Whakataukī for Rāapa

Ko te kai a te rangatira, ko te kōrero

Language is the food of chiefs.

Rāapa’s (Wednesday’s) whakatauki.

Te Reo – pēpe hīkoi

Cover of The Value of the Maori LanguageI went to primary school in the sixties, and looking back it seems it was a time of tokenism towards Te Reo. This week, as you may well know, is Te Wiki o te Reo Māori (Maori Language Week). We have come a long way since my formative years of stick games and children’s songs. I don’t remember being told what most of the words of AEIOU meant, and when we flung our newspaper roll sticks (tī rākau), or poi with abandon, we probably didn’t know the traditions behind our actions or, again, what the words meant of E Papa Waiari, which, I have just discovered, are quite sad and full of heartbreak.

As a Pakeha, from a long line of English and Scottish folk, but with my paternal ancestors landing on Banks Peninsula in the 1860s, I have only recently understood the importance of using the language, if even in a minuscule, baby-steps kind of way.

I realised a few years ago, how many Maori words have seeped into my life, and the lives of us all as New Zealanders. Even if we don’t use some of these words, they are known to us, we know their meaning and context and it’s just a small jump to start using them yourself.

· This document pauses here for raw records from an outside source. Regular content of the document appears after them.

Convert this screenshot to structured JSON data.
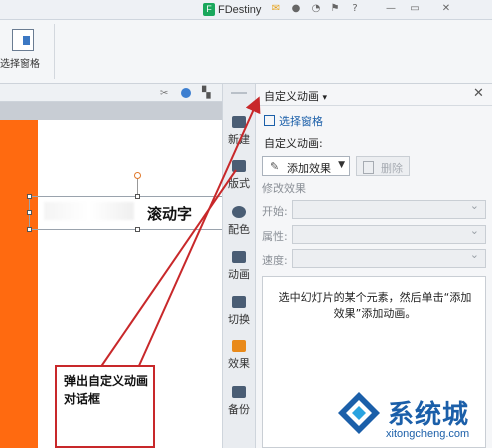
{
  "titlebar": {
    "user": "FDestiny",
    "user_initial": "F",
    "icons": [
      "mail-icon",
      "shirt-icon",
      "chat-icon",
      "pin-icon",
      "help-icon",
      "minimize-icon",
      "restore-icon",
      "close-icon"
    ],
    "help_glyph": "?",
    "minimize_glyph": "—",
    "restore_glyph": "▭",
    "close_glyph": "✕"
  },
  "ribbon": {
    "selection_pane_label": "选择窗格"
  },
  "slide": {
    "title_text": "滚动字"
  },
  "sidetabs": [
    {
      "label": "新建",
      "icon": "new-icon"
    },
    {
      "label": "版式",
      "icon": "layout-icon"
    },
    {
      "label": "配色",
      "icon": "palette-icon"
    },
    {
      "label": "动画",
      "icon": "animation-icon"
    },
    {
      "label": "切换",
      "icon": "transition-icon"
    },
    {
      "label": "效果",
      "icon": "effects-icon"
    },
    {
      "label": "备份",
      "icon": "backup-icon"
    }
  ],
  "pane": {
    "title": "自定义动画",
    "title_arrow": "▾",
    "close": "✕",
    "selection_pane": "选择窗格",
    "custom_anim_label": "自定义动画:",
    "add_effect": "添加效果",
    "delete": "删除",
    "modify_effect": "修改效果",
    "start_label": "开始:",
    "property_label": "属性:",
    "speed_label": "速度:",
    "info": "选中幻灯片的某个元素，然后单击“添加效果”添加动画。"
  },
  "annotation": {
    "text": "弹出自定义动画对话框"
  },
  "watermark": {
    "brand": "系统城",
    "url": "xitongcheng.com"
  },
  "colors": {
    "accent": "#c8282a",
    "slide_orange": "#ff6a10",
    "link_blue": "#1b5fa9"
  }
}
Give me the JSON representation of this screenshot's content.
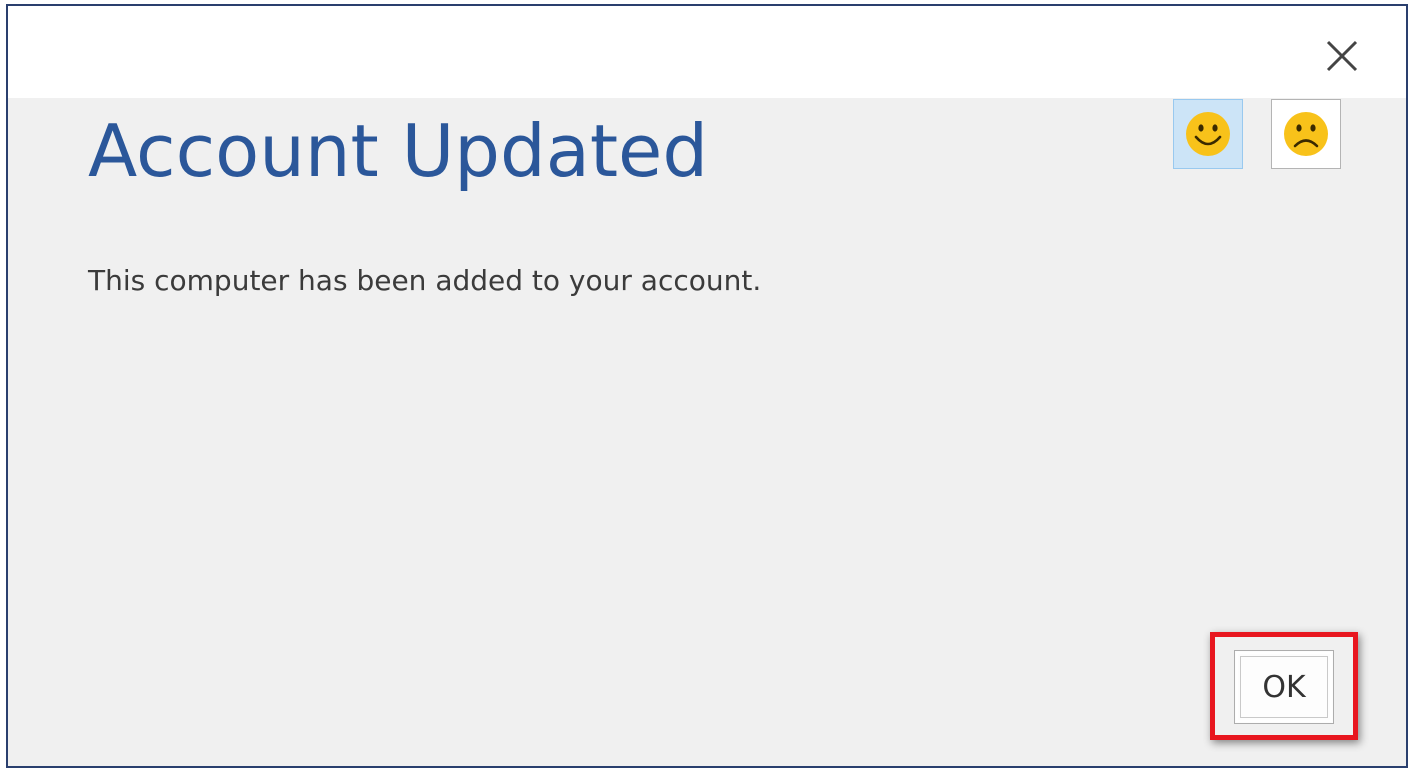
{
  "dialog": {
    "heading": "Account Updated",
    "message": "This computer has been added to your account.",
    "ok_label": "OK",
    "close_icon": "close-icon",
    "feedback": {
      "smile_icon": "smiley-face-icon",
      "frown_icon": "frowny-face-icon"
    }
  },
  "colors": {
    "heading": "#2b579a",
    "background": "#f0f0f0",
    "titlebar": "#ffffff",
    "highlight": "#e8161f",
    "emoji": "#f8c21a"
  }
}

The common words that are part of our vernacular, such as Kai, Mana, Whare, Hangi, Koha, Kia Ora, Waiata, Aroha, Iwi, Whanau and Tapu along with many others, are all part of our lives and I was made aware of this when I spent some time with a group of visiting Australian women. I found myself using  Māori words such as Mana or Kai or Waiata and seeing their confused faces and realising these words are  unique and special, and in fact a taonga for all who live in New Zealand.

I jumped a personal hurdle when I decided to say Kia Ora on the telephone when I answered it at the library. I felt as if I was not entitled to and that it was lip service, but I tested it out, and I am so comfortable, I also say it when I answer the phone at other places too. I’m not sure I’ll ever learn Te Reo in a full fluent way, but by being aware, embracing what I can and learning the meaning of waiata I sing, words I hear or see used, it can’t be a bad thing. Baby steps! Pēpe hīkoi!

Rāapa / Wenerei – Te kupu o te rā

Kia oraKia ora, it is Te Wiki o Te Reo Māori and each day we will bring you a new word or phrase with some audio.

Rāapa / Wenerei – Wednesday

Tau kē!


“As long as the story is moving”: Margaret Mahy 21 March 1936 – 23 July 2012

Margaret Mahy displays

Two years ago, we lost “word witch” Margaret Mahy – a famous Canterbury local and a much loved children’s author.

Cover of The ChangeoverWhat better way to remember her legacy than with words. There is a session The Changeover: 30 Years On at the WORD Christchurch Writers & Readers Festival on Saturday 30 August 2014. Join Stuart McKenzie, co-writer and producer of the forthcoming Changeover movie, and young adult writers Elizabeth Knox and Karen Healey, as they discuss with children’s literature specialist Bill Nagelkerke the importance of this great teen novel and its ongoing relevance.

Words are also for consumption. Search our catalogue for books by Margaret Mahy.

Margaret used to be a children’s librarian at Christchurch City Libraries and our Margaret Mahy pages are full of ideas about writing as well as info on Margaret and her stories:

If the ideas don’t come I go for a walk, listen to music, do a bit of gardening, but I have so much work, it is always easy to go onto something else for a while. If it is urgent I make something happen, even if I am not particularly satisfied with the level of invention, because I think as long as the story is moving something is going to happen, and so far I have been lucky.

We are also lucky to have online the poem Down the back of the chair, and The word-eater written by Margaret Mahy, and illustrated by Bob Kerr. You might recognise the setting of the Central Library in Gloucester Street.

The Word-eater - written by Margaret Mahy; Illustrated by Bob Kerr

More Margaret